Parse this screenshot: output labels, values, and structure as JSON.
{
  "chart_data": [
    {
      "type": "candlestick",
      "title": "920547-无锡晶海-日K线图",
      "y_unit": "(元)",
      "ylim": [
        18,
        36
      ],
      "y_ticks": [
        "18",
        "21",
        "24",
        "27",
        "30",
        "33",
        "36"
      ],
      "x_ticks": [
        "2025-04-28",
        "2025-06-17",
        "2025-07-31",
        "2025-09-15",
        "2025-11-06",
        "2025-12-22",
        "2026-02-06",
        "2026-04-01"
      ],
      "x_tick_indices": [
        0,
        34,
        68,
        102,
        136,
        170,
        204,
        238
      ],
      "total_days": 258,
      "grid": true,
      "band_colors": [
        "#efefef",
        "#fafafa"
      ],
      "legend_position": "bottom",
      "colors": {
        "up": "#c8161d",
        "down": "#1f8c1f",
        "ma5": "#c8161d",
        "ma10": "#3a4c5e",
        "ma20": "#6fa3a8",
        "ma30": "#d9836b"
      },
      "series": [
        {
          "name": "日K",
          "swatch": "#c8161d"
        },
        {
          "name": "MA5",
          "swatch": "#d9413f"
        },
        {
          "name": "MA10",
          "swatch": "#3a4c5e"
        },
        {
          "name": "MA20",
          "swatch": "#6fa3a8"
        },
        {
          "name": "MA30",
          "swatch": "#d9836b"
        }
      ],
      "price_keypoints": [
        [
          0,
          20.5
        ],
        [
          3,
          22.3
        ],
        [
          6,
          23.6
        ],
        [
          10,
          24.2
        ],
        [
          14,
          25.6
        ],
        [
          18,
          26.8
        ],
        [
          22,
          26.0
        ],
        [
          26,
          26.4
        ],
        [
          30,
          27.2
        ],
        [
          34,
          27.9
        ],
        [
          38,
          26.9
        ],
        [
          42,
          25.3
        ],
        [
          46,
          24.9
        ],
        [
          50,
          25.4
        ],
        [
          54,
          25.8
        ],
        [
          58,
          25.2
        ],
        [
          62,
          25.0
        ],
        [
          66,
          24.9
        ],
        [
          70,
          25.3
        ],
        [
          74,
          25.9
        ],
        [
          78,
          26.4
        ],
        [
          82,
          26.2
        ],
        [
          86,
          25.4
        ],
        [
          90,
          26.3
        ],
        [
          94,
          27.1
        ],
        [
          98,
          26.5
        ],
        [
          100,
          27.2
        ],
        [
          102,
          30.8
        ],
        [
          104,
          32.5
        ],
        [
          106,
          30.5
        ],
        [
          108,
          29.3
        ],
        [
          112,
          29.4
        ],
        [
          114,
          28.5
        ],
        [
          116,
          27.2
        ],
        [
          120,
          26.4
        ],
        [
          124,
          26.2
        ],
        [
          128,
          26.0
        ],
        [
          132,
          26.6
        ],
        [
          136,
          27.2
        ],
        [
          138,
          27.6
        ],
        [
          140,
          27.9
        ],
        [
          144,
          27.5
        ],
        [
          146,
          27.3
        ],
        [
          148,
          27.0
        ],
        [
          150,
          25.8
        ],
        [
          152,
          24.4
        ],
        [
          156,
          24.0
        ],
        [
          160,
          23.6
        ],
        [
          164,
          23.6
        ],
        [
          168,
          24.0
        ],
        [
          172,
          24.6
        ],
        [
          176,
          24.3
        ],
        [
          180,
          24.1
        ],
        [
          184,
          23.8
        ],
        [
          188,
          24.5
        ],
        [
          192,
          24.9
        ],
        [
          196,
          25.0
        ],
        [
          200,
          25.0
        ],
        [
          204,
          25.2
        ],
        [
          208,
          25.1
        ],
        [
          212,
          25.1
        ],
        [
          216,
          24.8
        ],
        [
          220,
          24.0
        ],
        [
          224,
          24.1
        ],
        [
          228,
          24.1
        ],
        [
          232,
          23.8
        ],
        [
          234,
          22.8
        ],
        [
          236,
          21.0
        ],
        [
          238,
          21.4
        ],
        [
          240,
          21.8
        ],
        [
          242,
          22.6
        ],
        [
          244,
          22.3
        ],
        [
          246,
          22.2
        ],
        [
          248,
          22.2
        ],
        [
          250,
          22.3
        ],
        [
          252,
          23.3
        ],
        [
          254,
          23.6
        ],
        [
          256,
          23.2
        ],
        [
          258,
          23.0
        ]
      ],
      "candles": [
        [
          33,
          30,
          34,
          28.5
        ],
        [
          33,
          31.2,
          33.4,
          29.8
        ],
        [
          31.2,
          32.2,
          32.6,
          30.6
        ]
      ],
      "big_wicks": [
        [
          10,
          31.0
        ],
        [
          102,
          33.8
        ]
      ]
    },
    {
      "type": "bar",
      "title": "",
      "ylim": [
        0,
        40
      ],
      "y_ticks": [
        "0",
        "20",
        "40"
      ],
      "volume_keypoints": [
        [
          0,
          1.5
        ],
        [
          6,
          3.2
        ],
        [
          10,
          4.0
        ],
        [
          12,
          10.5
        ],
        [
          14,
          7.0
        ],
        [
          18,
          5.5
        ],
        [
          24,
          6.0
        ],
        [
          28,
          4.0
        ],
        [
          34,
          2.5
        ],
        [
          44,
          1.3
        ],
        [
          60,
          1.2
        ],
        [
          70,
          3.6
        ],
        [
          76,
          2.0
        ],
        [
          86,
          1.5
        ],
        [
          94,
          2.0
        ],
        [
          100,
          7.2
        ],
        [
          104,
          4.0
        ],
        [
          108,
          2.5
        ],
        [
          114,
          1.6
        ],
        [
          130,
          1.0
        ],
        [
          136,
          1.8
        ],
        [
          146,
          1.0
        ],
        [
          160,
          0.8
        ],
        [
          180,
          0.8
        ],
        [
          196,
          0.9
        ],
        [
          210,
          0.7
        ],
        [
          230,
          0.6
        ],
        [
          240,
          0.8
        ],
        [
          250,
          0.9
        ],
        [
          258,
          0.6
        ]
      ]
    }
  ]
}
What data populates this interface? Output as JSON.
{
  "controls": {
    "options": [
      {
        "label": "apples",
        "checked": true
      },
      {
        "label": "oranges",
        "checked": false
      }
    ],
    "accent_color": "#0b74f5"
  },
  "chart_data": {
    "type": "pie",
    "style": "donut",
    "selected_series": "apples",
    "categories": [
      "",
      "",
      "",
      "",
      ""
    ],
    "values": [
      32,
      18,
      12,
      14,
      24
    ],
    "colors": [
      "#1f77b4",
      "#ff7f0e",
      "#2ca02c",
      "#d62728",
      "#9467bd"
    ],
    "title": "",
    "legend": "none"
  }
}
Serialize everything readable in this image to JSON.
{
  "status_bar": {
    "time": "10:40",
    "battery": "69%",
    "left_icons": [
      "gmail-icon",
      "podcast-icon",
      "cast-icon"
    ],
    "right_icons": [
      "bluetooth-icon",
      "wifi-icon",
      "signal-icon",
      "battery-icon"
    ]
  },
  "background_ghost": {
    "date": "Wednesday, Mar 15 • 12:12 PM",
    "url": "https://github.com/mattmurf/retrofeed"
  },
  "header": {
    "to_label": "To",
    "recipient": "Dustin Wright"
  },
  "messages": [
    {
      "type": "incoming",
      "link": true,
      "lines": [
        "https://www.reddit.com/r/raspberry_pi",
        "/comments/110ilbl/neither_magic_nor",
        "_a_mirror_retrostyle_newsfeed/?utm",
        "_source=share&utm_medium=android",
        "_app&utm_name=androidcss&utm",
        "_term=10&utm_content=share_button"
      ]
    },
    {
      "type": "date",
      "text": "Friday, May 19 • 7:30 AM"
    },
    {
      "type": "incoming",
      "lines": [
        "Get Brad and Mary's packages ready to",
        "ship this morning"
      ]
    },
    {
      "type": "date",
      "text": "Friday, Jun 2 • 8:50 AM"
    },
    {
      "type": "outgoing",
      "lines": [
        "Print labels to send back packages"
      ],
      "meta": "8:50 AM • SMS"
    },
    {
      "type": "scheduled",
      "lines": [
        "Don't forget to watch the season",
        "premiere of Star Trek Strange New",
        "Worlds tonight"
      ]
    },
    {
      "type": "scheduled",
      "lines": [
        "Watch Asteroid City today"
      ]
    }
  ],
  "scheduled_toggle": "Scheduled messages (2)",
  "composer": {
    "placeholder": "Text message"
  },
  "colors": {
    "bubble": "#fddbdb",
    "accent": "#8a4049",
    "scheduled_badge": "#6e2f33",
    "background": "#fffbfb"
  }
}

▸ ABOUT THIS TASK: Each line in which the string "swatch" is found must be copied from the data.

▸ TASK ANSWER:
          "swatch": "#c8161d"
          "swatch": "#d9413f"
          "swatch": "#3a4c5e"
          "swatch": "#6fa3a8"
          "swatch": "#d9836b"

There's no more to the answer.